Data records for software interfaces -
☆ ☆ ☆ ☆ ☆ ☆ ☆
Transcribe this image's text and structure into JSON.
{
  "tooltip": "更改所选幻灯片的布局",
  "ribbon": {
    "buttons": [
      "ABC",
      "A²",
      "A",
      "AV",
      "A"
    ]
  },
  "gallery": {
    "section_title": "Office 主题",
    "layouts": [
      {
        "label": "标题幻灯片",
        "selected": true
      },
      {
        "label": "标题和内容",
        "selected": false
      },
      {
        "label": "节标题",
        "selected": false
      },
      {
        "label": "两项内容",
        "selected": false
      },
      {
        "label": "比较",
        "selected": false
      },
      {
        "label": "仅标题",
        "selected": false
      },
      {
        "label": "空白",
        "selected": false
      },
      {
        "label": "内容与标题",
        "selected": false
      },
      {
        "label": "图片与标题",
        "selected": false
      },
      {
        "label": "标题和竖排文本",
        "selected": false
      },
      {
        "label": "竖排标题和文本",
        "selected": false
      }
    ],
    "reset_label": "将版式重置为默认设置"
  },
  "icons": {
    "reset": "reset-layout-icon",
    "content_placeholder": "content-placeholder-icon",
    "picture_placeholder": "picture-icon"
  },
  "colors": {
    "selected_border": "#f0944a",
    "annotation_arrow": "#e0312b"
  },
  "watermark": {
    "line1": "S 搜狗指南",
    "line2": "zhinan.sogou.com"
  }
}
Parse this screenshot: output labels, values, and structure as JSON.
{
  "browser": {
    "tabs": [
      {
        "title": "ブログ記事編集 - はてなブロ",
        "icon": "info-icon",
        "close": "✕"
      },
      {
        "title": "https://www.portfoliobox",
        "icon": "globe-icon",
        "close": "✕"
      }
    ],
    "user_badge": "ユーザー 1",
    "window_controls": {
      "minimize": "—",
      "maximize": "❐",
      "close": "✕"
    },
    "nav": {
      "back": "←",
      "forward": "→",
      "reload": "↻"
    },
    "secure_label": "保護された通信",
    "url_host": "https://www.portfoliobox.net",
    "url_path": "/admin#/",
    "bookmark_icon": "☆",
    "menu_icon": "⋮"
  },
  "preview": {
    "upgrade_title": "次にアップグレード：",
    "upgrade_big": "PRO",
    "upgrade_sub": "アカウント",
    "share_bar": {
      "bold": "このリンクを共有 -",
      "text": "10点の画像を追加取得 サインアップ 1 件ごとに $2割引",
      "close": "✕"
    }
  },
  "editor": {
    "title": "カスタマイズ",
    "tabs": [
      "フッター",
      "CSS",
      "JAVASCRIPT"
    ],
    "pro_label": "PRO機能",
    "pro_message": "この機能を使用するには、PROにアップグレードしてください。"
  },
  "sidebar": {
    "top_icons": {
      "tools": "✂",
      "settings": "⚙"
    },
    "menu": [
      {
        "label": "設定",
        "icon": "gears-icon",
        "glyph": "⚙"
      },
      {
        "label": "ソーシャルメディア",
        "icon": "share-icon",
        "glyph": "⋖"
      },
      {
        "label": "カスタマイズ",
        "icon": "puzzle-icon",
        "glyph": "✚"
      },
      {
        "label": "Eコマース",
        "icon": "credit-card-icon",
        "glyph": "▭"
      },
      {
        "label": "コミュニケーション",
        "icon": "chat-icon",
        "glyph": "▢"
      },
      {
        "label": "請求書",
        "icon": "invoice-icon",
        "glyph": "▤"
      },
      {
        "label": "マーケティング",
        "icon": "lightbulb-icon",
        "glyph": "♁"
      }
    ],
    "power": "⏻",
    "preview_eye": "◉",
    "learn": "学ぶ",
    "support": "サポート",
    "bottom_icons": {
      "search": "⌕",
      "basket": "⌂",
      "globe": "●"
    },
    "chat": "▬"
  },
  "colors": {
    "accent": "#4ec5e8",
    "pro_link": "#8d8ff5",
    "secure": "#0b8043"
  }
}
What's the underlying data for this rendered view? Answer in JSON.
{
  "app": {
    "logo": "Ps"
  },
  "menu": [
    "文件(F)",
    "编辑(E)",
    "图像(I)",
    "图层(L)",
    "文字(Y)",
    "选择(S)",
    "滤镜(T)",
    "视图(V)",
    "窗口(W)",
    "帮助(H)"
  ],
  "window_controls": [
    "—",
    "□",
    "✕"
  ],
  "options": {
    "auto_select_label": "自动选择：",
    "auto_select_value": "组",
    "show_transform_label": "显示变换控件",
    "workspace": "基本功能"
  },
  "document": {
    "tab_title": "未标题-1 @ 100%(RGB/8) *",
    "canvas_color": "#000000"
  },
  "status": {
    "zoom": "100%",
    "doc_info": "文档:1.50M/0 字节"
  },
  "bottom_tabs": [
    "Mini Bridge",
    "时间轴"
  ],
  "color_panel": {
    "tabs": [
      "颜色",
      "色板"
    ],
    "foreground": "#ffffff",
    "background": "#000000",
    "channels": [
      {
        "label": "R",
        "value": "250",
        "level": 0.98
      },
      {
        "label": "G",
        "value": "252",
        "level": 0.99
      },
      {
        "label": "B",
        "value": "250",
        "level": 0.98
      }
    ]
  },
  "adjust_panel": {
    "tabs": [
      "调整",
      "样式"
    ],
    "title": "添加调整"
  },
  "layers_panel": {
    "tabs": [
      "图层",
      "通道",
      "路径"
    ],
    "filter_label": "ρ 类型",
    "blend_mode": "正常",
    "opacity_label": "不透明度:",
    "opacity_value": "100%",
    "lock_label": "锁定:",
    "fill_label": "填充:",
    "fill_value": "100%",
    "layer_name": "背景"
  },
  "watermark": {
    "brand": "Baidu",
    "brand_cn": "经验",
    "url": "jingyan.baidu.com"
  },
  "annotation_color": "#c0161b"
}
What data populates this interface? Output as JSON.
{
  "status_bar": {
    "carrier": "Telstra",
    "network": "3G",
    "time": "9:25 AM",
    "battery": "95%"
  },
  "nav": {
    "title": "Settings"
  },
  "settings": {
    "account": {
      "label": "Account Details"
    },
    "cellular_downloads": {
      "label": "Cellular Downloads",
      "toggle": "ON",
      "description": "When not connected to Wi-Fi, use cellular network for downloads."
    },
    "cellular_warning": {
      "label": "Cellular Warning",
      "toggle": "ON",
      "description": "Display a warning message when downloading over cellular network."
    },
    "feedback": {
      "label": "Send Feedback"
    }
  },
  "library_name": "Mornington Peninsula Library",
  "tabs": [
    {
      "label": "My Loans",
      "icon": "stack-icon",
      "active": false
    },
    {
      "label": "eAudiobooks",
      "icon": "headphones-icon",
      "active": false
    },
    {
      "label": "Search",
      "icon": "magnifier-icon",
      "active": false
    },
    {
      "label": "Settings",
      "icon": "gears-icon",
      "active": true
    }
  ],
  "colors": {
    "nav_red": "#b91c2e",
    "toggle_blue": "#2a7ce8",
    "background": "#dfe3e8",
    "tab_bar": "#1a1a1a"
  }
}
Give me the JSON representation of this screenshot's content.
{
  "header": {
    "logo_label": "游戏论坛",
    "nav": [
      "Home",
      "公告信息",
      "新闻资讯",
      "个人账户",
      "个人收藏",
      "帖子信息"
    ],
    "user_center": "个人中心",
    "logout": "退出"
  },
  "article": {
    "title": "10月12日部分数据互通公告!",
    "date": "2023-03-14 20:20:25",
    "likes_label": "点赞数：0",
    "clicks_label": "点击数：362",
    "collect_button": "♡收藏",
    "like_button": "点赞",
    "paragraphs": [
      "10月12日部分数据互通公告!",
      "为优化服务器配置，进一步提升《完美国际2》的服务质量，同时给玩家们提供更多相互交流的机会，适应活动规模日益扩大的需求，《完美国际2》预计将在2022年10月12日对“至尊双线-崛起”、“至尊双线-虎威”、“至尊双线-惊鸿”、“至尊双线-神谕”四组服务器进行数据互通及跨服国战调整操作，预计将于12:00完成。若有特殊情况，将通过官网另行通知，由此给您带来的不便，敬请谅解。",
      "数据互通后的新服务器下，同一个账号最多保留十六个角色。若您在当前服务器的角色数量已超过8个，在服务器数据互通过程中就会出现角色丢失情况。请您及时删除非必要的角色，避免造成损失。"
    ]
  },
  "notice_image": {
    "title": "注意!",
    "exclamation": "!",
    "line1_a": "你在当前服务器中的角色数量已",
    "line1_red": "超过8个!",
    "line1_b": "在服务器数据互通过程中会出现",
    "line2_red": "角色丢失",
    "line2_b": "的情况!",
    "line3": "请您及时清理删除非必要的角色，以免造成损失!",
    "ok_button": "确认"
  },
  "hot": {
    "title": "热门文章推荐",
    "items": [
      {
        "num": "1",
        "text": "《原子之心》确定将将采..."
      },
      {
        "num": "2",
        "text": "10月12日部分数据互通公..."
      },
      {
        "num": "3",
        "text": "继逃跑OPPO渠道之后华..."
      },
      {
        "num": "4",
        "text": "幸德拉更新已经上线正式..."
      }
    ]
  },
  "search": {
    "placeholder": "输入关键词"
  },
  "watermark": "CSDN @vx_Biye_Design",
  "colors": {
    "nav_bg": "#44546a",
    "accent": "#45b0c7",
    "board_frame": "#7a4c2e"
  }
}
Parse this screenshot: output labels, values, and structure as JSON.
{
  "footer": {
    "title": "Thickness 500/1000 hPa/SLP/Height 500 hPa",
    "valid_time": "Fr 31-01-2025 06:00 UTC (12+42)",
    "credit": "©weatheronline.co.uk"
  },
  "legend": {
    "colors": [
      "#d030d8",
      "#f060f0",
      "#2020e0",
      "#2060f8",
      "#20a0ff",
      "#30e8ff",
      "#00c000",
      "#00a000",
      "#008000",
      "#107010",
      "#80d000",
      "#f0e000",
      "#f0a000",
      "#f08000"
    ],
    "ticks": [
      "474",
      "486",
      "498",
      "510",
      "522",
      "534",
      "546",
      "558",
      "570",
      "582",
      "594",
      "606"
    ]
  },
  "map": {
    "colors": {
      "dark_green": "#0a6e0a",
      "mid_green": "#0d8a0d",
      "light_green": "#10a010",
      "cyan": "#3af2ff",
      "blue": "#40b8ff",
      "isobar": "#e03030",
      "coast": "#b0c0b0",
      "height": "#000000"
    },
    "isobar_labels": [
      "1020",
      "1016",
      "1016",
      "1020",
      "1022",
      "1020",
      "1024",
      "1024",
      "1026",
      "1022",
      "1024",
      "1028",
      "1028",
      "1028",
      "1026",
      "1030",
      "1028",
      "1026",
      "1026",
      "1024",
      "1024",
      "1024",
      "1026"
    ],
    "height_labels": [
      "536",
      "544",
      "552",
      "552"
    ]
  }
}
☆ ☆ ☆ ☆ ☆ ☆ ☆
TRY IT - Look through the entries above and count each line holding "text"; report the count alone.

OUTPUT FOR THIS TASK - 6